Fatal accidents killing both employees and customers. Questions about whether workers are following safety procedures and the amount of training provided to them.
Nope, it's not a solid waste company. It's the Washington, D.C., area subway system that's experiencing this safety crisis.
Over the past eight months, a series of high-profile accidents have occurred on the once highly regarded “Metro” subway system . In June 2009, one train crashed into the back of another train, killing the driver and eight passengers, and injuring more than 80 others. Two months later, a maintenance employee was killed by a gravel-spreading machine. In September, a worker was struck and killed by a subway train, and this January, two maintenance employees were killed by a backing vehicle on the tracks.
The unprecedented number of fatal accidents in a short period of time has called into question the safety of the D.C. Metro system. After the June accident, some riders began avoiding the first car in a train to increase their odds of survival in the event of another accident. The National Transportation Safety Board (NTSB) is investigating the cause of that accident, and the results will be announced later this year.
Metro's general manager recently announced his resignation, and its board of directors is trying to determine how to address the system's ongoing safety problems as well as how to restore employee and public confidence. Even before the accidents, Metro's reliability and quality of service had declined substantially, with overcrowded trains and unexplained delays becoming an unfortunate part of the Metro experience.
Perhaps Metro should look to companies in the solid waste industry for inspiration. Safety has become a core value at many solid waste firms. The result has been a steady decline in fatalities and accidents at these companies — and in the industry as a whole. For example, according to the U.S. Department of Labor, the injury rate for the solid waste industry has declined by more than 25 percent over the past five years.
However, problems still remain. In January, a New York City Department of Sanitation (DSNY) employee was struck and killed by a truck in Queens. According to the media reports, this was the 10th workplace death of a DSNY employee in seven years. Small haulers and local governments continue to have a disproportionate number of the fatal accidents.
In 2009, the majority of fatal accidents involving solid waste vehicles and employees occurred at small haulers or local governments. And the first month of 2010 has continued that troubling pattern. In addition to the DSNY fatality, a driver at a small hauler in Ohio was killed when he was struck by a vehicle while crossing a street. Solid waste firms and municipal sanitation systems need to keep their focus on safety and remember that while customer service is important, safety needs to be paramount.

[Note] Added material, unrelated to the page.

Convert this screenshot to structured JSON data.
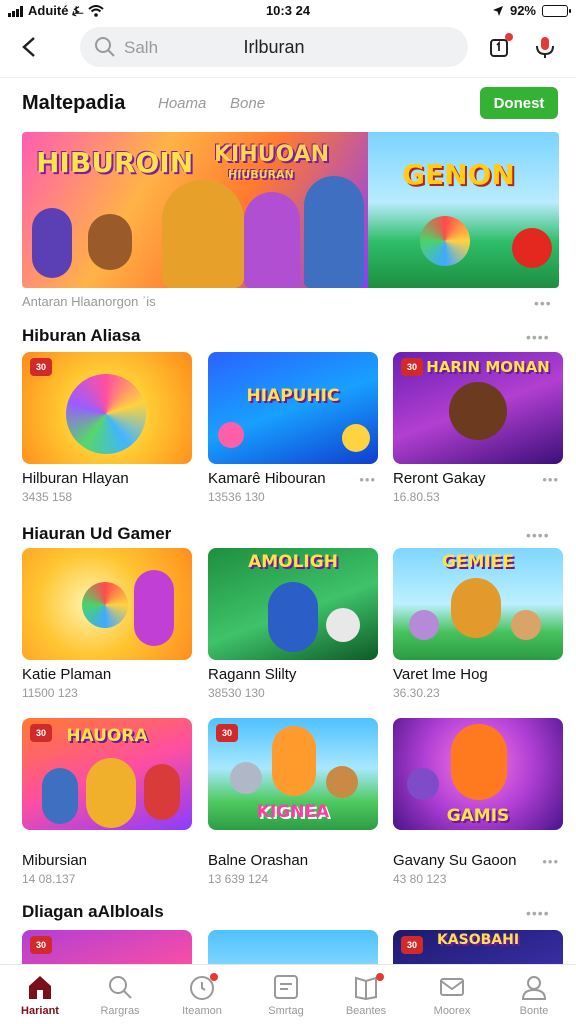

The Metro system is doing the right thing by investigating the causes of recent accidents and making changes to procedures and updating its equipment. Hopefully, this will lead to fewer accidents. Many of Metro's accidents involved backing and inattentive drivers, issues familiar to those in the industry. Solid waste companies and municipal sanitation systems should not wait until they have a series of serious accidents before taking safety seriously.
David Biderman is general counsel for the National Solid Wastes Management Association. He oversees the organization's safety programs.
Opinions in this column do not necessarily reflect those of the National Solid Wastes Management Association or the Environmental Industry Associations. E-mail the author at firstname.lastname@example.org.